After your child has developed basic cooperation skills, give them opportunities to use these skills at home, at school and in the community. Encourage your child on the spectrum to use the social skills they have learned to master tasks on their own.



The Importance of a Consistent Bedtime Routine

Bedtime is difficult for virtually every child. Most children will become upset and some will protest or create distractions just so they don’t have to go to bed. A routine that is positive and consistent can make bedtime more pleasant and less stressful for everyone. Studies have shown both late bedtimes and irregular bedtimes affect children’s behavior at home, in school and in the community.
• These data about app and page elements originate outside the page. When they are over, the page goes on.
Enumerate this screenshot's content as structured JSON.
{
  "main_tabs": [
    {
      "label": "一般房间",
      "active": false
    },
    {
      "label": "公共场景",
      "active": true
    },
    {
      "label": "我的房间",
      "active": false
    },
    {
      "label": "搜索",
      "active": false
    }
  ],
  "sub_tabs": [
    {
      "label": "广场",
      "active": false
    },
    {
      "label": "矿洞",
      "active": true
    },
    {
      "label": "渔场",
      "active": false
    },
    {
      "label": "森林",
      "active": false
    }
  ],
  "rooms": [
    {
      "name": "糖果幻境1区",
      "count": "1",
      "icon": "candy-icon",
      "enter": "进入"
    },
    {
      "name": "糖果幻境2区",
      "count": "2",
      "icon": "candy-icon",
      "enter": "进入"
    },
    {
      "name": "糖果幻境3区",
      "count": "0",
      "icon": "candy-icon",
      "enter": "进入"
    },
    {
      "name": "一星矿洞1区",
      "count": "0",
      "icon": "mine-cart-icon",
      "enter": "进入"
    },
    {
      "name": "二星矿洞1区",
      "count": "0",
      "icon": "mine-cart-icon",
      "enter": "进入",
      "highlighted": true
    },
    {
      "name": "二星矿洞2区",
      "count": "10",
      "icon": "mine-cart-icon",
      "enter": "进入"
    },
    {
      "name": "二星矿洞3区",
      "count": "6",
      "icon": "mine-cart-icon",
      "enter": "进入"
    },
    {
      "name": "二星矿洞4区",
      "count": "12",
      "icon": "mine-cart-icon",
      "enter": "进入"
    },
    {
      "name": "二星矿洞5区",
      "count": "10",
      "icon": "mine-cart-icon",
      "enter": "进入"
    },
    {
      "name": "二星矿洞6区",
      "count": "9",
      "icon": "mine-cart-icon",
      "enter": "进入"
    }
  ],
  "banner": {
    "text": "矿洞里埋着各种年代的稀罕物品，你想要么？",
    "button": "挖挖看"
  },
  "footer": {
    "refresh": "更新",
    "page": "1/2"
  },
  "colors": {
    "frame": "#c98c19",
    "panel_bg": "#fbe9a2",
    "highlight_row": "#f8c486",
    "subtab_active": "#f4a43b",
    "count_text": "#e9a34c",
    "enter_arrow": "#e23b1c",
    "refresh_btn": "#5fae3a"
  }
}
Many children, especially those on the spectrum, need help maintaining a regular schedule and a regular bedtime routine.


Beautiful Minds Center has come up with some ways that can help your child, who has been diagnosed with autism, maintain a consistent bedtime routine.


1. Be Consistent – setting a time, creating a bedtime routine and sticking to it every day is the most important part of keep a consistent bedtime routine. When your child on the spectrum knows bedtime is at 8:00 every night they can prepare for it by allotting extra time to wind down from their day. The consistency in your child’s bedtime routine will also ensure they are well rested and ready to take on a brand-new day.
2. Plan – Plan ahead for bedtime. Sometimes it can take your child, who has been diagnosed with autism some time to get ready for bed. Give your child time to get into their pajamas, brush their teeth, and read bedtime stories, if children on the spectrum use a visual schedule, include all of the activities leading up to bedtime in the schedule. Some children, who have been diagnosed with autism, may need a reminder before they start their bedtime routine. Setting a timer and preparing your child on the spectrum for transitioning from day to night can also be helpful for reviewing expectations.
3. Make Bedtime Something to Look Forward To – Create a routine that includes quiet and enjoyable activities for your child, who has been diagnosed with autism, and use this as a time to devote your attention fully to your son or daughter. Reading stories and singing songs are wonderful ways to help your child relax before they go to bed.
4. Follow Through – Planning your daily activities in advance and making sure your home before your child’s bedtime ensures your child on the spectrum has consistency and knows what to expect. Changing your child’s bedtime, regular daily routines, and expectations can lead to unnecessary stress. 


Everyone benefits from a consistent and positive bedtime routine! Research has shown that a consistent sleep schedule benefits all family members. When children follow a bedtime routine without protest it is less stressful for the entire family.